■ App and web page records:
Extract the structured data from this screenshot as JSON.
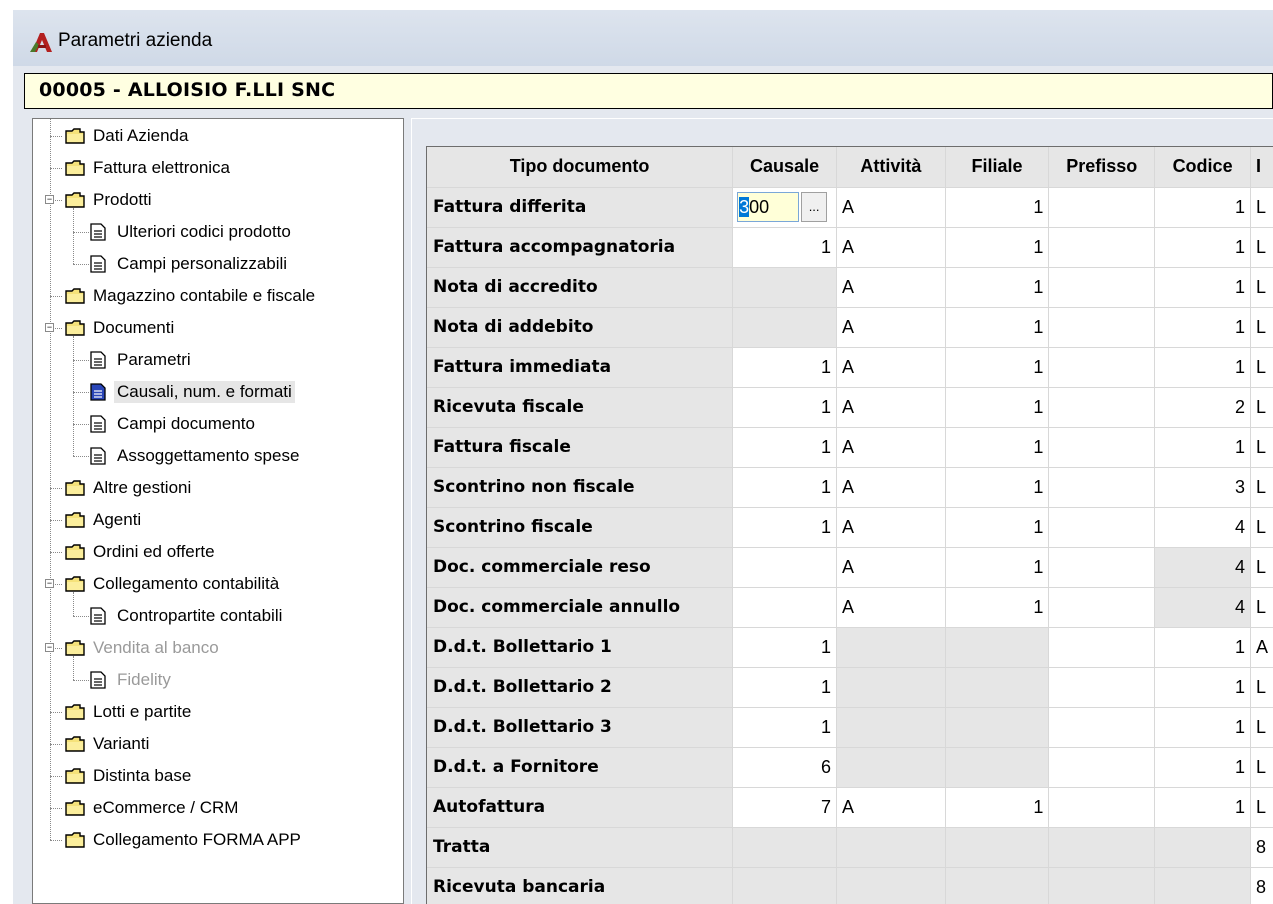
{
  "window": {
    "title": "Parametri azienda"
  },
  "company": {
    "label": "00005 - ALLOISIO F.LLI SNC"
  },
  "tree": {
    "items": [
      {
        "label": "Dati Azienda",
        "type": "folder",
        "level": 0
      },
      {
        "label": "Fattura elettronica",
        "type": "folder",
        "level": 0
      },
      {
        "label": "Prodotti",
        "type": "folder",
        "level": 0,
        "expanded": true
      },
      {
        "label": "Ulteriori codici prodotto",
        "type": "doc",
        "level": 1
      },
      {
        "label": "Campi personalizzabili",
        "type": "doc",
        "level": 1
      },
      {
        "label": "Magazzino contabile e fiscale",
        "type": "folder",
        "level": 0
      },
      {
        "label": "Documenti",
        "type": "folder",
        "level": 0,
        "expanded": true
      },
      {
        "label": "Parametri",
        "type": "doc",
        "level": 1
      },
      {
        "label": "Causali, num. e formati",
        "type": "doc",
        "level": 1,
        "selected": true
      },
      {
        "label": "Campi documento",
        "type": "doc",
        "level": 1
      },
      {
        "label": "Assoggettamento spese",
        "type": "doc",
        "level": 1
      },
      {
        "label": "Altre gestioni",
        "type": "folder",
        "level": 0
      },
      {
        "label": "Agenti",
        "type": "folder",
        "level": 0
      },
      {
        "label": "Ordini ed offerte",
        "type": "folder",
        "level": 0
      },
      {
        "label": "Collegamento contabilità",
        "type": "folder",
        "level": 0,
        "expanded": true
      },
      {
        "label": "Contropartite contabili",
        "type": "doc",
        "level": 1
      },
      {
        "label": "Vendita al banco",
        "type": "folder",
        "level": 0,
        "expanded": true,
        "disabled": true
      },
      {
        "label": "Fidelity",
        "type": "doc",
        "level": 1,
        "disabled": true
      },
      {
        "label": "Lotti e partite",
        "type": "folder",
        "level": 0
      },
      {
        "label": "Varianti",
        "type": "folder",
        "level": 0
      },
      {
        "label": "Distinta base",
        "type": "folder",
        "level": 0
      },
      {
        "label": "eCommerce / CRM",
        "type": "folder",
        "level": 0
      },
      {
        "label": "Collegamento FORMA APP",
        "type": "folder",
        "level": 0
      }
    ]
  },
  "grid": {
    "columns": [
      "Tipo documento",
      "Causale",
      "Attività",
      "Filiale",
      "Prefisso",
      "Codice",
      "I"
    ],
    "editing": {
      "row": 0,
      "value_selected": "3",
      "value_rest": "00",
      "button_label": "..."
    },
    "rows": [
      {
        "doc": "Fattura differita",
        "causale": "300",
        "attivita": "A",
        "filiale": "1",
        "prefisso": "",
        "codice": "1",
        "extra": "L"
      },
      {
        "doc": "Fattura accompagnatoria",
        "causale": "1",
        "attivita": "A",
        "filiale": "1",
        "prefisso": "",
        "codice": "1",
        "extra": "L"
      },
      {
        "doc": "Nota di accredito",
        "causale": "",
        "attivita": "A",
        "filiale": "1",
        "prefisso": "",
        "codice": "1",
        "extra": "L",
        "gray": [
          "causale"
        ]
      },
      {
        "doc": "Nota di addebito",
        "causale": "",
        "attivita": "A",
        "filiale": "1",
        "prefisso": "",
        "codice": "1",
        "extra": "L",
        "gray": [
          "causale"
        ]
      },
      {
        "doc": "Fattura immediata",
        "causale": "1",
        "attivita": "A",
        "filiale": "1",
        "prefisso": "",
        "codice": "1",
        "extra": "L"
      },
      {
        "doc": "Ricevuta fiscale",
        "causale": "1",
        "attivita": "A",
        "filiale": "1",
        "prefisso": "",
        "codice": "2",
        "extra": "L"
      },
      {
        "doc": "Fattura fiscale",
        "causale": "1",
        "attivita": "A",
        "filiale": "1",
        "prefisso": "",
        "codice": "1",
        "extra": "L"
      },
      {
        "doc": "Scontrino non fiscale",
        "causale": "1",
        "attivita": "A",
        "filiale": "1",
        "prefisso": "",
        "codice": "3",
        "extra": "L"
      },
      {
        "doc": "Scontrino fiscale",
        "causale": "1",
        "attivita": "A",
        "filiale": "1",
        "prefisso": "",
        "codice": "4",
        "extra": "L"
      },
      {
        "doc": "Doc. commerciale reso",
        "causale": "",
        "attivita": "A",
        "filiale": "1",
        "prefisso": "",
        "codice": "4",
        "extra": "L",
        "gray": [
          "codice"
        ]
      },
      {
        "doc": "Doc. commerciale annullo",
        "causale": "",
        "attivita": "A",
        "filiale": "1",
        "prefisso": "",
        "codice": "4",
        "extra": "L",
        "gray": [
          "codice"
        ]
      },
      {
        "doc": "D.d.t. Bollettario 1",
        "causale": "1",
        "attivita": "",
        "filiale": "",
        "prefisso": "",
        "codice": "1",
        "extra": "A",
        "gray": [
          "attivita",
          "filiale"
        ]
      },
      {
        "doc": "D.d.t. Bollettario 2",
        "causale": "1",
        "attivita": "",
        "filiale": "",
        "prefisso": "",
        "codice": "1",
        "extra": "L",
        "gray": [
          "attivita",
          "filiale"
        ]
      },
      {
        "doc": "D.d.t. Bollettario 3",
        "causale": "1",
        "attivita": "",
        "filiale": "",
        "prefisso": "",
        "codice": "1",
        "extra": "L",
        "gray": [
          "attivita",
          "filiale"
        ]
      },
      {
        "doc": "D.d.t. a Fornitore",
        "causale": "6",
        "attivita": "",
        "filiale": "",
        "prefisso": "",
        "codice": "1",
        "extra": "L",
        "gray": [
          "attivita",
          "filiale"
        ]
      },
      {
        "doc": "Autofattura",
        "causale": "7",
        "attivita": "A",
        "filiale": "1",
        "prefisso": "",
        "codice": "1",
        "extra": "L"
      },
      {
        "doc": "Tratta",
        "causale": "",
        "attivita": "",
        "filiale": "",
        "prefisso": "",
        "codice": "",
        "extra": "8",
        "gray": [
          "causale",
          "attivita",
          "filiale",
          "prefisso",
          "codice"
        ]
      },
      {
        "doc": "Ricevuta bancaria",
        "causale": "",
        "attivita": "",
        "filiale": "",
        "prefisso": "",
        "codice": "",
        "extra": "8",
        "gray": [
          "causale",
          "attivita",
          "filiale",
          "prefisso",
          "codice"
        ]
      }
    ]
  },
  "colors": {
    "selection": "#0078d7",
    "gray_cell": "#e6e6e6",
    "company_bar": "#ffffe1",
    "edit_bg": "#ffffd8"
  }
}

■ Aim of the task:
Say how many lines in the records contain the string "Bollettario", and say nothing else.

■ Result:
3